### What is expected
How many lines in the data below include the word "actions"? State the number alone.

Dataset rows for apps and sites

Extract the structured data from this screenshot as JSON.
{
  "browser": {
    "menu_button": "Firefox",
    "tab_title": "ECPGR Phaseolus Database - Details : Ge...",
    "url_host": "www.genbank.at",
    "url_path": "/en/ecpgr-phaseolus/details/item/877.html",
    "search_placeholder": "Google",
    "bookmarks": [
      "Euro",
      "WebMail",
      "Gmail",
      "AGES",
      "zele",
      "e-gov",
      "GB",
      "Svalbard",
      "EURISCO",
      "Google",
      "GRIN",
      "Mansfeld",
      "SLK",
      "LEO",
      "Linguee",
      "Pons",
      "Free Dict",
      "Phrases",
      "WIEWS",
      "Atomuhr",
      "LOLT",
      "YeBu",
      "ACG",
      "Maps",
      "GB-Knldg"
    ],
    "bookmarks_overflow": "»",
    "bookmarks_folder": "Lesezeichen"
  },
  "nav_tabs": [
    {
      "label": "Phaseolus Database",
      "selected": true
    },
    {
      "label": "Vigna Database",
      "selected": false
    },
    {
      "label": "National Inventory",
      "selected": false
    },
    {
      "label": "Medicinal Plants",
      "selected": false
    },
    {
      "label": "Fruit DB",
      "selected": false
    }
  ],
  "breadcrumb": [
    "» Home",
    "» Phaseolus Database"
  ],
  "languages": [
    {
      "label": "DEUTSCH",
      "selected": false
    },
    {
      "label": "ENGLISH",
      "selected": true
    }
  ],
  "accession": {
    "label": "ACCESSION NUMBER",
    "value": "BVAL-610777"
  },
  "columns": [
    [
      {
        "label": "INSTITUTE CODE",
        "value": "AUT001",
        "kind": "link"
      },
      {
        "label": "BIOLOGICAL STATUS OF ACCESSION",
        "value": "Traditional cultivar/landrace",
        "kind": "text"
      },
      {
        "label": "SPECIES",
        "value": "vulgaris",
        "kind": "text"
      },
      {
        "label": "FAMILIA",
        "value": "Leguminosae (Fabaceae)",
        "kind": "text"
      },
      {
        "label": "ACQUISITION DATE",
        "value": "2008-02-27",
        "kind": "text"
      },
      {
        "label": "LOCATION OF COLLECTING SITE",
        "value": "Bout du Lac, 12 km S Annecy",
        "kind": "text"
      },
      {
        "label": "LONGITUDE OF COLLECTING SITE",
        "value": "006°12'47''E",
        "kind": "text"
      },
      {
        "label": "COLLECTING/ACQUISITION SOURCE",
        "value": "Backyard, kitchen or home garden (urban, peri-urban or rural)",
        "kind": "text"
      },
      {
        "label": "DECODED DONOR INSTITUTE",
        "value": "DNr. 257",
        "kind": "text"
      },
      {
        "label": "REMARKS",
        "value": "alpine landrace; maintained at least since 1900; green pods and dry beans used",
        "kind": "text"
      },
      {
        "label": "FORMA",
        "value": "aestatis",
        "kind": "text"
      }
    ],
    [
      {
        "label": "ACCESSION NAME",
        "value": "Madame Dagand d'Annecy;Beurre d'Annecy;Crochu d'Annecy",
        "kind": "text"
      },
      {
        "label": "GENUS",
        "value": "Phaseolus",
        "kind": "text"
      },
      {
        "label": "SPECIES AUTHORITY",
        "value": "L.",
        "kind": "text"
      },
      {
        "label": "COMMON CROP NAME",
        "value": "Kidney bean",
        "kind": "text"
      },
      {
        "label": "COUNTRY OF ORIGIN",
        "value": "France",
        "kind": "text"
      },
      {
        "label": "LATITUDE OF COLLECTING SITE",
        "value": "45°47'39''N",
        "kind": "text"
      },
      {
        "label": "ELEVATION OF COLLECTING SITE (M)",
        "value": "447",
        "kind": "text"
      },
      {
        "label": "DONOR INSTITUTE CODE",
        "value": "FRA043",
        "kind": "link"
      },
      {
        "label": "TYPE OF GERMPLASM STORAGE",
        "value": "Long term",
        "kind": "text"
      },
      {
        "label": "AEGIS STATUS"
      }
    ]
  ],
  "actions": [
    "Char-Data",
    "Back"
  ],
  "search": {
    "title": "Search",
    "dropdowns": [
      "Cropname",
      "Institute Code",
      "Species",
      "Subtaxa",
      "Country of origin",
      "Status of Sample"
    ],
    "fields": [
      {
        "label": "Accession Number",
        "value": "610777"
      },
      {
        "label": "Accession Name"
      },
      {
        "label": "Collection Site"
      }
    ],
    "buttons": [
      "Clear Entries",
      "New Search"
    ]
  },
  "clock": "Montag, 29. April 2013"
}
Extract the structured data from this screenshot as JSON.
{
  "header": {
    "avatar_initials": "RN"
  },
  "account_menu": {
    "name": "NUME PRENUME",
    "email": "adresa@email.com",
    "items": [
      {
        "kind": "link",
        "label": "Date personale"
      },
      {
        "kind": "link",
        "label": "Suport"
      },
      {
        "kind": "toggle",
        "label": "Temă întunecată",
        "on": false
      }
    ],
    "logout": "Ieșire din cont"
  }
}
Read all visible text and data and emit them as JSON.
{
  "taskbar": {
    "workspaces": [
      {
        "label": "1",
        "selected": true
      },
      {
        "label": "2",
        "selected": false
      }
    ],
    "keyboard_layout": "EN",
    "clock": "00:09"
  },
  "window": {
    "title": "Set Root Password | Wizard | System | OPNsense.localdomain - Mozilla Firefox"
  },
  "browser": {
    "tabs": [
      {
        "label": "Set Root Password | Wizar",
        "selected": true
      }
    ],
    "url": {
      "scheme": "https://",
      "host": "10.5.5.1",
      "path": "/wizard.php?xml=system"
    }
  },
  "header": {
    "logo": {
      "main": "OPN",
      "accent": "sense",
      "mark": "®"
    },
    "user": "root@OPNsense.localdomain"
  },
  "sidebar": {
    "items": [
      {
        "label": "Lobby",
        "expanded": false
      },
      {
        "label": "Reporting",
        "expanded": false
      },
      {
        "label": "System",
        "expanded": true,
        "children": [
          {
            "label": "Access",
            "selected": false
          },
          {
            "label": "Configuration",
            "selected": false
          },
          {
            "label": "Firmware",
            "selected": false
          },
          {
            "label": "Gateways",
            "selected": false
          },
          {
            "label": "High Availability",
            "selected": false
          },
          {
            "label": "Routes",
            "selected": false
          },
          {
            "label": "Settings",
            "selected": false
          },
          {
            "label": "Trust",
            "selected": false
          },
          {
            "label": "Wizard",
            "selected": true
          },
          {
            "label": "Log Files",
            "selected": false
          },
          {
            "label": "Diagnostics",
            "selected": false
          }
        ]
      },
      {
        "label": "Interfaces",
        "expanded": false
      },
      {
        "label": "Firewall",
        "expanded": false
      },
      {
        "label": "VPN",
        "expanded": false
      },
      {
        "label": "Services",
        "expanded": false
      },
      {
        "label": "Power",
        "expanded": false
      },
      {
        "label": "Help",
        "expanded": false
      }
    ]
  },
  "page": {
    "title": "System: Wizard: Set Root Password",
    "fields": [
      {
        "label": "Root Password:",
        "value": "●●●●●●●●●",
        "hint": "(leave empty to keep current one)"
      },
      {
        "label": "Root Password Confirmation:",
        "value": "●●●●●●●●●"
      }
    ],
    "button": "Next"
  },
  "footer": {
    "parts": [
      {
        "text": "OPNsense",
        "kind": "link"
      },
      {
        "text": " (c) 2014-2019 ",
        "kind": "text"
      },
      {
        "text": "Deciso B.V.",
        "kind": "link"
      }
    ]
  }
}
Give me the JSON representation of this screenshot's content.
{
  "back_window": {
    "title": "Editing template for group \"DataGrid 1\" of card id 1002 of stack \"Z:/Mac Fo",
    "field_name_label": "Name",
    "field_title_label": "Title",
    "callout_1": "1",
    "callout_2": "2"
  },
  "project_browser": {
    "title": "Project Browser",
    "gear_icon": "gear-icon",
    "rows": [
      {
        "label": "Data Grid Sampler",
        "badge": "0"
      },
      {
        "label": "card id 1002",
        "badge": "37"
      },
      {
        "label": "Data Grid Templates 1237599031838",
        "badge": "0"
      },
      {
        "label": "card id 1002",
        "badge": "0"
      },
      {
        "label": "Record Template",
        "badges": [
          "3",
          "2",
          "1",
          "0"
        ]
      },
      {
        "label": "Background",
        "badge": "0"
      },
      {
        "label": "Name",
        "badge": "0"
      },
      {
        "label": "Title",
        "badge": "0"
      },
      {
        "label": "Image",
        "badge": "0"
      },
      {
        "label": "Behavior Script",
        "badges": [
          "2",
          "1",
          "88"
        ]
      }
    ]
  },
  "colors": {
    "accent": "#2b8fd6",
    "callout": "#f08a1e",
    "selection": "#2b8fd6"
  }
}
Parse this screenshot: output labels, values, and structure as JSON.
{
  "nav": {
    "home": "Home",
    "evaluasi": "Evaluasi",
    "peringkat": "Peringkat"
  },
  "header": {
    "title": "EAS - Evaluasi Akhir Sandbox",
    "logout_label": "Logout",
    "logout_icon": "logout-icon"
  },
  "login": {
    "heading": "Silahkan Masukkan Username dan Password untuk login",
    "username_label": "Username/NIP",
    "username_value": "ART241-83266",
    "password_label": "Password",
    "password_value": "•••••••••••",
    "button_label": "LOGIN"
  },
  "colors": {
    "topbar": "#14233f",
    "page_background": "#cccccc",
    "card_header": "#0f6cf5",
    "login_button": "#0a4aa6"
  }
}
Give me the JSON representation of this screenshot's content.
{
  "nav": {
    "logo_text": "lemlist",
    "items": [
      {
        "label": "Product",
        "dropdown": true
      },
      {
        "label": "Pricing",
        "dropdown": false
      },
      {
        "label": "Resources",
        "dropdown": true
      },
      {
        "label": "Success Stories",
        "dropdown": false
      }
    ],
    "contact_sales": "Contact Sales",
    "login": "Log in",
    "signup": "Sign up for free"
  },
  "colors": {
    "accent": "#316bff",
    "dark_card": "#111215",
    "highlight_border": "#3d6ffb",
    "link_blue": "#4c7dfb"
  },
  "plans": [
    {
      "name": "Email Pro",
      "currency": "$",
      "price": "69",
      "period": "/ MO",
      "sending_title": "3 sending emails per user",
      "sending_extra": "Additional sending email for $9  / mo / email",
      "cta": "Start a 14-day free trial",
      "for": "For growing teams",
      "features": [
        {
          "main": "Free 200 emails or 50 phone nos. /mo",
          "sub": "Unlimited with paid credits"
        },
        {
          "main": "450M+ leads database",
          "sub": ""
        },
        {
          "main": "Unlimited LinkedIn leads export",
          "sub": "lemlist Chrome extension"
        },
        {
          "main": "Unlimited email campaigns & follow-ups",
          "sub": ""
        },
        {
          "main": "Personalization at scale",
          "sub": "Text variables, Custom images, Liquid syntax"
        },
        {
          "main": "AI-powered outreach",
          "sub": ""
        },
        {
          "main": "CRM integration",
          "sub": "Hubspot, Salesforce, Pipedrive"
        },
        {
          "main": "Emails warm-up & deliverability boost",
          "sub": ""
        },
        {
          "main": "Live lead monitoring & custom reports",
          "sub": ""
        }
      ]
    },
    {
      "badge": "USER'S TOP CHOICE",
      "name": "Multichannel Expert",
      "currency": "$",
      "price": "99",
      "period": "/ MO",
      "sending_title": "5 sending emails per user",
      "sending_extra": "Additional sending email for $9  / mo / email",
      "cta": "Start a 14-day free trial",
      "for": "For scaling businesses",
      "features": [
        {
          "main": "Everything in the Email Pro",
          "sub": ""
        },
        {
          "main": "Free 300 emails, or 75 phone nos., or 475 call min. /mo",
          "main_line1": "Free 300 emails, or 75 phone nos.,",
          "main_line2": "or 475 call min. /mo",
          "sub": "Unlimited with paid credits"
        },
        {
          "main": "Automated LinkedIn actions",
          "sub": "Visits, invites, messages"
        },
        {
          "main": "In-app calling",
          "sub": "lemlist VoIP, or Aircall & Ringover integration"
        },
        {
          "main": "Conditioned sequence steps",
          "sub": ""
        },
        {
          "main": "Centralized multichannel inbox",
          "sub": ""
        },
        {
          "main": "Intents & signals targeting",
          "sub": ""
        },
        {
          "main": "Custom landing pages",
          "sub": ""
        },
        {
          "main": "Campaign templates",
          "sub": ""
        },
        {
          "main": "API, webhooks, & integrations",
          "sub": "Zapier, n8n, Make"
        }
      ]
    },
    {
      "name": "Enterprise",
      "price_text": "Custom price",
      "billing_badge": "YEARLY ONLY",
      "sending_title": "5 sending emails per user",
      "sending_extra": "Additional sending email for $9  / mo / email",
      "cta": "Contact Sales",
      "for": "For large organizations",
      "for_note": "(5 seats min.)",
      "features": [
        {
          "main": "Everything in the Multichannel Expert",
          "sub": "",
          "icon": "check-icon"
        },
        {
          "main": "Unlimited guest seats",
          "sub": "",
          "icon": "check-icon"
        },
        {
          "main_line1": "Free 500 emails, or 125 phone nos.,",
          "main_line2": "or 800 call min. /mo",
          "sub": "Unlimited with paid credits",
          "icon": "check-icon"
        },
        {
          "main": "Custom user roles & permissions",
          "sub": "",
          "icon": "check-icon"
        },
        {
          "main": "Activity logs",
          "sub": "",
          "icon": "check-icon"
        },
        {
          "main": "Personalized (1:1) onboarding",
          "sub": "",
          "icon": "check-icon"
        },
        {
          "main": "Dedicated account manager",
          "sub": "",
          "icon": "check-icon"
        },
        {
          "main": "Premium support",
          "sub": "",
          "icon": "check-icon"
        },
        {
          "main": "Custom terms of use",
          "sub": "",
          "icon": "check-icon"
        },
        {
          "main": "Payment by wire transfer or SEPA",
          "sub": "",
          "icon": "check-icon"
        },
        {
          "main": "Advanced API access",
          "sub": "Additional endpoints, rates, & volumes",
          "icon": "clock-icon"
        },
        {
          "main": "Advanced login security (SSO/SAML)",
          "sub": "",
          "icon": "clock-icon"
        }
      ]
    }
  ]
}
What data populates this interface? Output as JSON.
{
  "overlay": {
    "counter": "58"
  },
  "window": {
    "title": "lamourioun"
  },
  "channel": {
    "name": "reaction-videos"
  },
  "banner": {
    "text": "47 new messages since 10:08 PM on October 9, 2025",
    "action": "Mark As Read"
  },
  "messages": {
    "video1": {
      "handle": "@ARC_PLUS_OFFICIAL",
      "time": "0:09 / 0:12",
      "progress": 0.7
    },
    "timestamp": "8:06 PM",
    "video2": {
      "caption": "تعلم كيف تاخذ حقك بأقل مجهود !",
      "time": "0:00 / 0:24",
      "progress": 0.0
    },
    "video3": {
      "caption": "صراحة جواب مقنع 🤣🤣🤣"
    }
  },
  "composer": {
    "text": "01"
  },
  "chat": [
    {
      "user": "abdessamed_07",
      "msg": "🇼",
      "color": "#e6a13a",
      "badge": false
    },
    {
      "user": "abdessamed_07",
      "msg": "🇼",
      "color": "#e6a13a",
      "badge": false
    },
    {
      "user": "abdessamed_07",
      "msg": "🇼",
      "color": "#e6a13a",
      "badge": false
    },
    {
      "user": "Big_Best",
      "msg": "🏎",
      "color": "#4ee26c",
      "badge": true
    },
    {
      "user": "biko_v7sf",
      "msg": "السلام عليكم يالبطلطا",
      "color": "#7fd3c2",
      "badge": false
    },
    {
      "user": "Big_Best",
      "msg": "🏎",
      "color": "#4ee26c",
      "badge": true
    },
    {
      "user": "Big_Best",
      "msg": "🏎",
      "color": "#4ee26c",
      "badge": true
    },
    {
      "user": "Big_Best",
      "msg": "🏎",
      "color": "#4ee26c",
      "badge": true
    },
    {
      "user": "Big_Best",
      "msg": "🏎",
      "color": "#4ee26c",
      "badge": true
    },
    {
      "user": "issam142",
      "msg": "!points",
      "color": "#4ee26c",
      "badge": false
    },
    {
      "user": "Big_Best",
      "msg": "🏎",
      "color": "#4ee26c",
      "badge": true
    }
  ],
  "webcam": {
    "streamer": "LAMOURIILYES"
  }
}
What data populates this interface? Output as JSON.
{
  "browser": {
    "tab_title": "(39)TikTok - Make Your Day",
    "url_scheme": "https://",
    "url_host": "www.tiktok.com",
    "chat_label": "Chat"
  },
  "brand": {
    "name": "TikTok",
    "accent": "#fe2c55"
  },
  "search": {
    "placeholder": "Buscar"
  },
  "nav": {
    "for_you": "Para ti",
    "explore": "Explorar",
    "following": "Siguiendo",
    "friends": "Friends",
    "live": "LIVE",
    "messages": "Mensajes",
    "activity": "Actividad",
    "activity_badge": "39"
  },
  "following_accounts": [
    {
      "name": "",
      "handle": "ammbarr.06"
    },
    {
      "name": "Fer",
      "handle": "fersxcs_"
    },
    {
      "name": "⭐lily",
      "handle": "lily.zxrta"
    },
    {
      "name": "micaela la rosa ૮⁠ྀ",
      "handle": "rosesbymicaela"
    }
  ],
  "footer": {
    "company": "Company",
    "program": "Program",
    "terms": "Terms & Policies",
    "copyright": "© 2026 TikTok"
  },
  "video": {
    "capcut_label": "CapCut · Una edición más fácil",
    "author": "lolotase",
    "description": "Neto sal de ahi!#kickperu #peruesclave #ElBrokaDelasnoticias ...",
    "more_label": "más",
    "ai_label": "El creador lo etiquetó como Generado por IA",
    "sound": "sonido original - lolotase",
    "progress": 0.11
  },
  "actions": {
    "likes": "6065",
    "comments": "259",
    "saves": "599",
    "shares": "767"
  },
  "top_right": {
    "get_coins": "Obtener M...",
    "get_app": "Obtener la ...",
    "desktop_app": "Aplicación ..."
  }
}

### Response to the task
3